5. How long did it take you roughly to start seeing results you were looking for in your career?
It was probably about 2 years until I started securing big placements on major label albums and projects. I was 16 when I first opened my studio and 18 when I met Future and made Dirty Sprite. From that point on it’s been a consistent grind. I’ve kept my head down and put in the work necessary to build from there and never allowed myself to get complacent.
6. What are some of the biggest mental tools you can obtain to be successful in entertainment? Why?
Believe in yourself and in your work and always keep in mind the things and people that make you go harder. Don’t let anyone too close to you become a distraction. Sometimes your family or close friends might not get the music or entertainment industry and start looking at you crazy for not going after a regular 9-5 job. And even though the music industry is a tough industry to break into, once you’re in, you’re in if you keep your quality of music up and consistent, so don’t let anyone tell you you can’t or get in your way. Keep your motivation high and stay focused.
7. Can you come up with one habit that could possibly ruin or stall a person’s career? What would that downfall be?
There are so many producers and artists out there, so you have to be someone that people want to work with. If you get a reputation for being unprofessional or having a bad attitude or ego you’re gonna burn bridges and make people not want to deal with you.
8. Maintaining a successful career takes a lot of work and commitment, how much time do you dedicate towards your work?
There’s 24 hours in a day, so I’d say about 24 hours each day.
9. How has social media changed the game for producers?


There are pros and cons to social media. The good side is that you can get more exposure and reach people all over the world. Social media is helpful when you’re building your brand and trying to engage with your fans and followers.

The downside to social media is that it makes it harder for upcoming producers to standout. Also, you have “beatmakers” — not producers, who put beats for sale online for $1 or something crazy like that. That honestly ruins the game because it waters down the industry. Plus, you see a bunch of copycat producers who attempt to knock off your sound and style and sell those beats for less money, which affects your brand if you’re the one being copied.
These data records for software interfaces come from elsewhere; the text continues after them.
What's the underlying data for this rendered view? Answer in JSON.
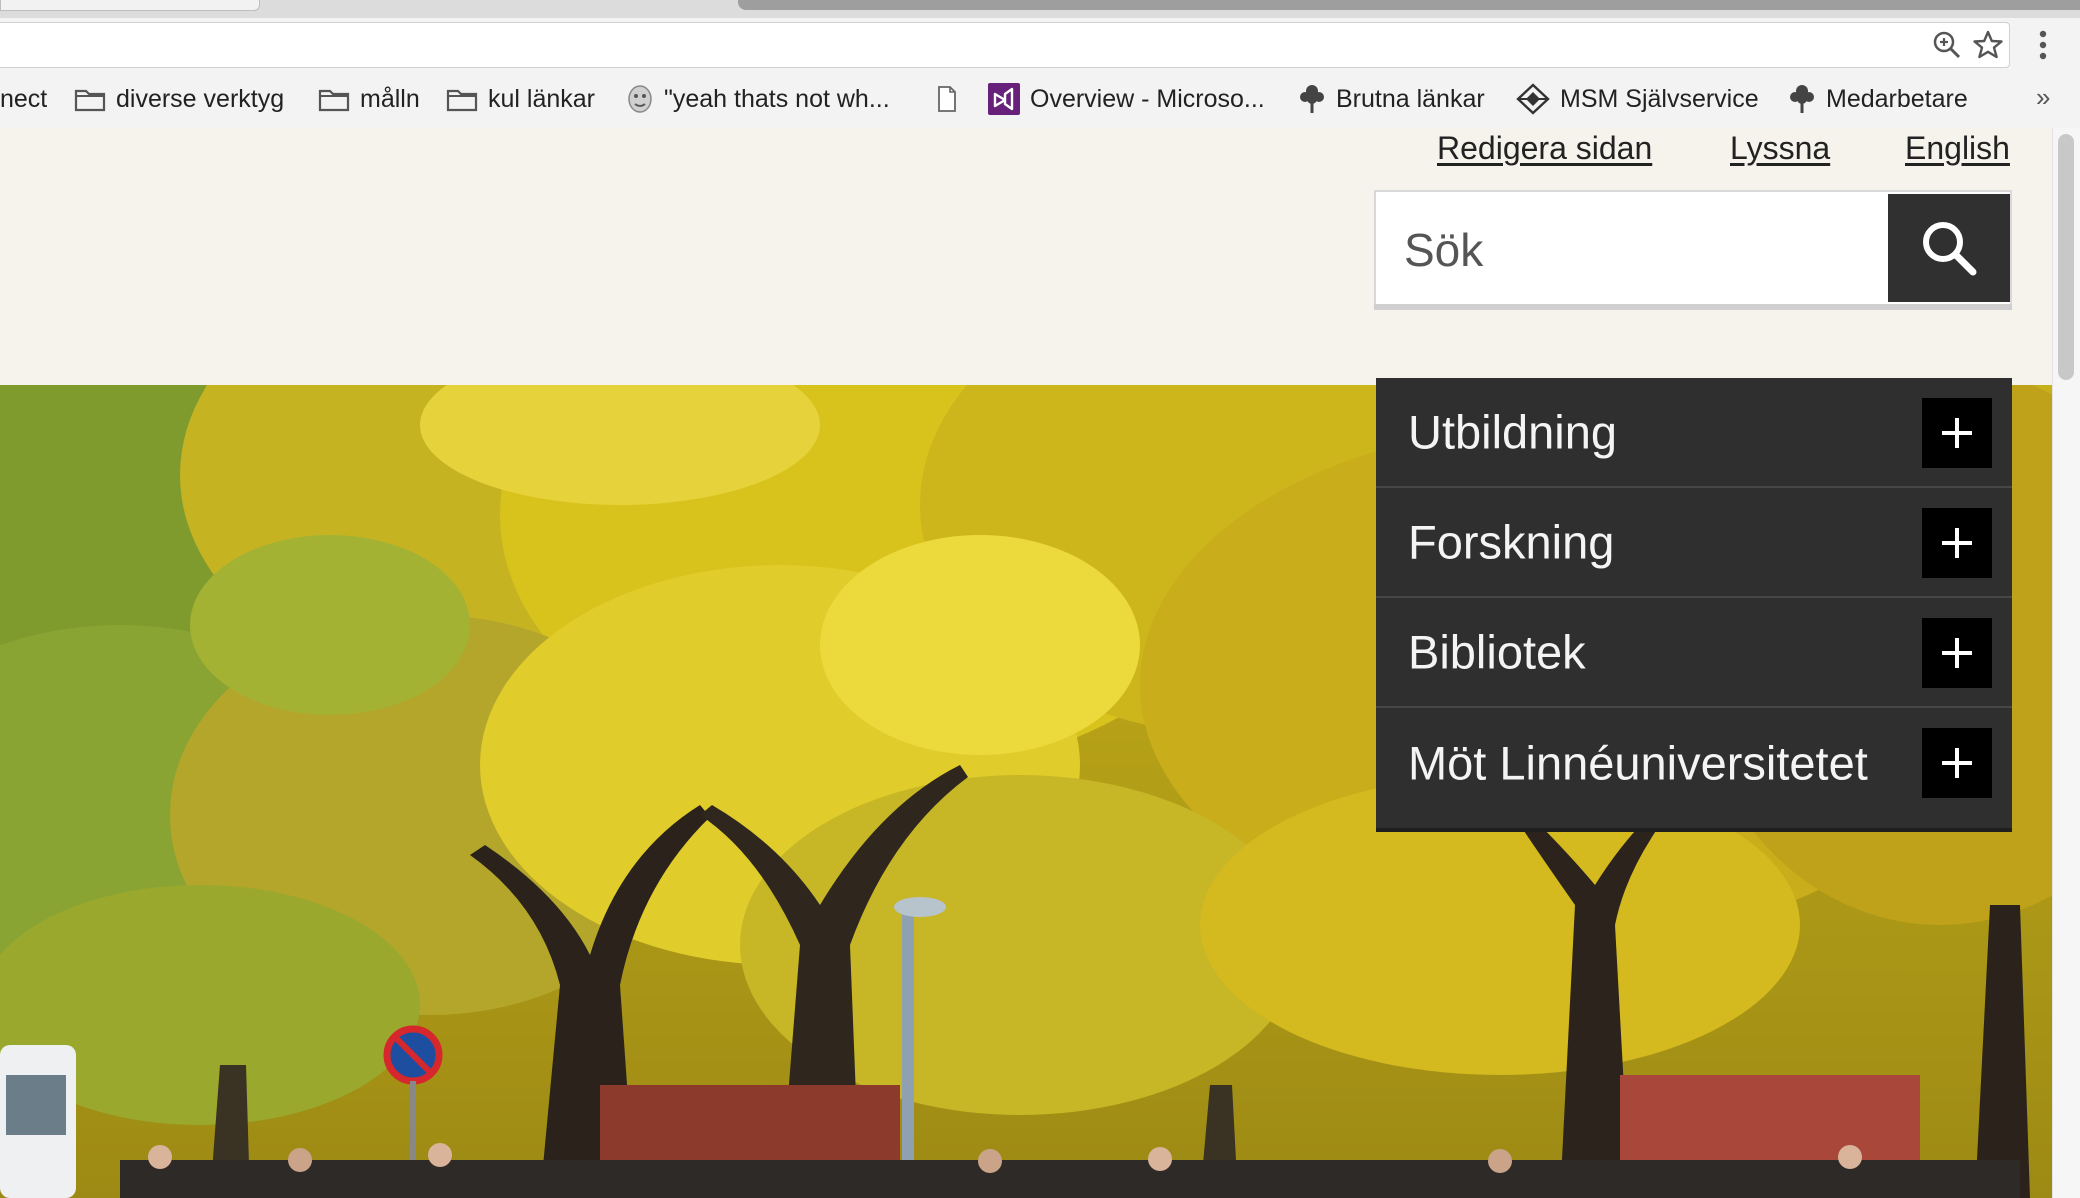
{
  "bookmarks": [
    {
      "label": "nect",
      "icon": "none"
    },
    {
      "label": "diverse verktyg",
      "icon": "folder-icon"
    },
    {
      "label": "målln",
      "icon": "folder-icon"
    },
    {
      "label": "kul länkar",
      "icon": "folder-icon"
    },
    {
      "label": "\"yeah thats not wh...",
      "icon": "avatar-icon"
    },
    {
      "label": "",
      "icon": "page-icon"
    },
    {
      "label": "Overview - Microso...",
      "icon": "visual-studio-icon"
    },
    {
      "label": "Brutna länkar",
      "icon": "tree-icon"
    },
    {
      "label": "MSM Självservice",
      "icon": "diamond-logo-icon"
    },
    {
      "label": "Medarbetare",
      "icon": "tree-icon"
    }
  ],
  "bookmarks_more": "»",
  "header": {
    "links": [
      "Redigera sidan",
      "Lyssna",
      "English"
    ],
    "search_placeholder": "Sök"
  },
  "nav": {
    "items": [
      {
        "label": "Utbildning"
      },
      {
        "label": "Forskning"
      },
      {
        "label": "Bibliotek"
      },
      {
        "label": "Möt Linnéuniversitetet"
      }
    ],
    "background": "#2f2f2f",
    "plus_background": "#000000"
  },
  "colors": {
    "page_background": "#f5f3ec",
    "search_button": "#303030",
    "foliage_yellow": "#d8c21c",
    "foliage_green": "#8aa433"
  }
}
If an artist can’t get to me, they may go to another producer who will try to make a beat similar.

10. Can you give us 3 tips on ways producers can utilize social media for marketing?
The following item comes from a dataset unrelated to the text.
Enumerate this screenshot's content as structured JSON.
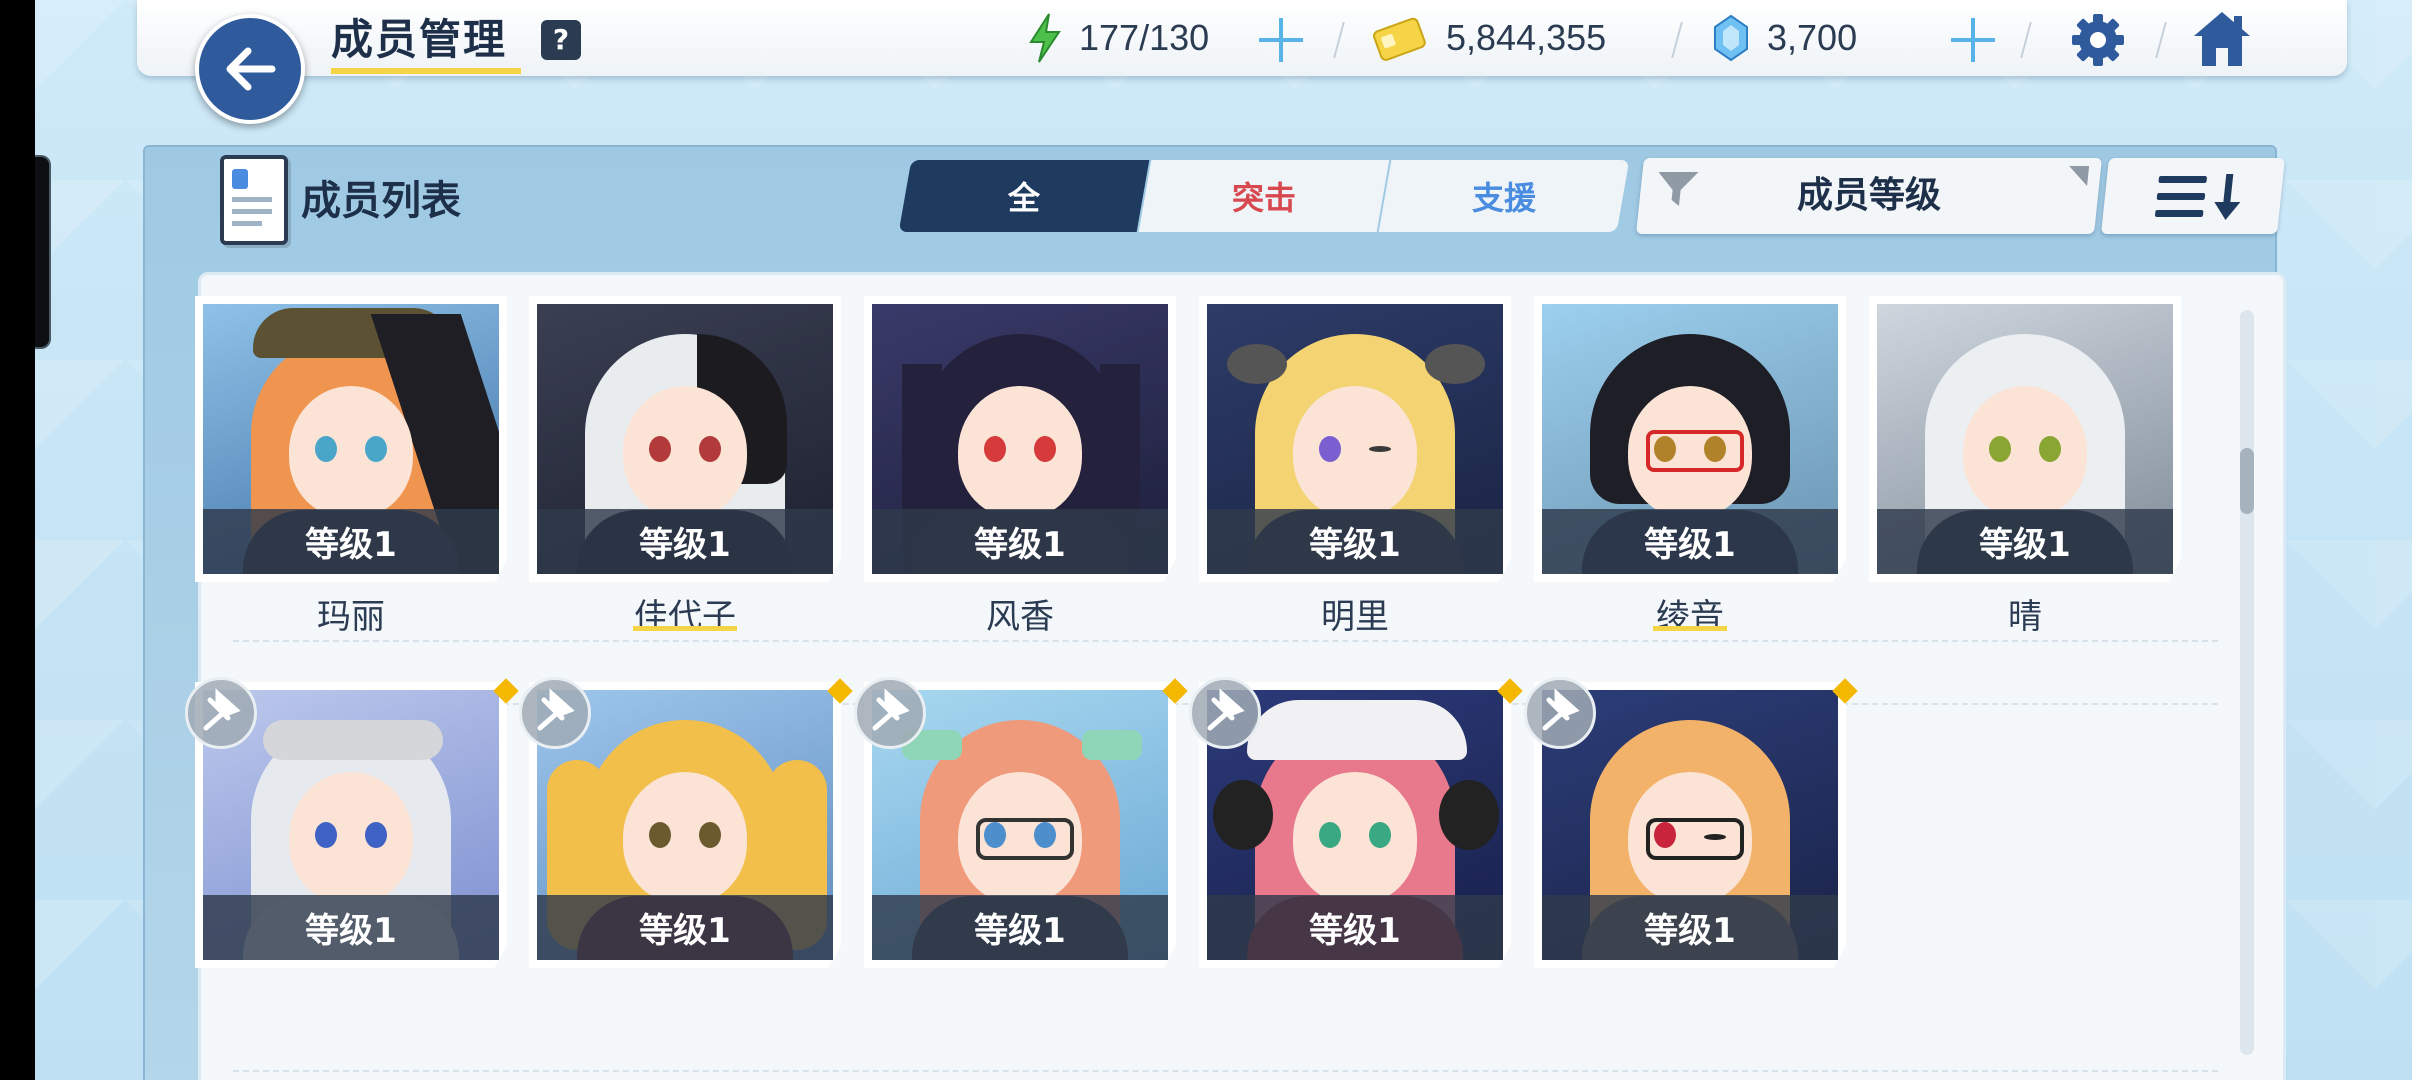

  1. Engage more with fans — the live features on IG and Facebook are great for that
  2. Specialized content — you can give your fans and followers and inside look on how you made a certain a beat, and even drop exclusive music
  3. Sponsor ads to reach a larger audience and run commercials when dropping a new record or to reach artists who are looking for producers

11. Before social media was a big deal, how were you connecting with potential clients and other people in the industry?

Before social media I relied on word of mouth, networking and hitting the streets to meet local artists in Atlanta. At the time when I was coming up, everybody would come to my house studio because it was before house studios were the wave and everyone had one. My studio “Will’s House” became real home for people who were coming in and out all the time, talking about personal stuff and building together.

12. What are two pieces of advice you would give to an artist breaking in the music industry?

  1. Create your own wave. Don’t ride anybody else’s.
  2. Stay consistent


Recently, Rich Homie Quan dropped his first studio album, Rich As In Spirit, and I produced a track on that project, “Bossman.” Also, this past Friday, both DJ Esco and Lil Durk dropped projects with records produced by me. I produced “Warzone” featuring Future on Esco’s Kolorblind album, and the hot single off of Durk’s project (Just Cause Yall Waited) titled “How I Know” featuring Lil Baby. Next month get ready for some bangers on Gucci Mane’s album that I produced, also.

Follow Will A Fool
Twitter: @willafool
Instagram: @willafool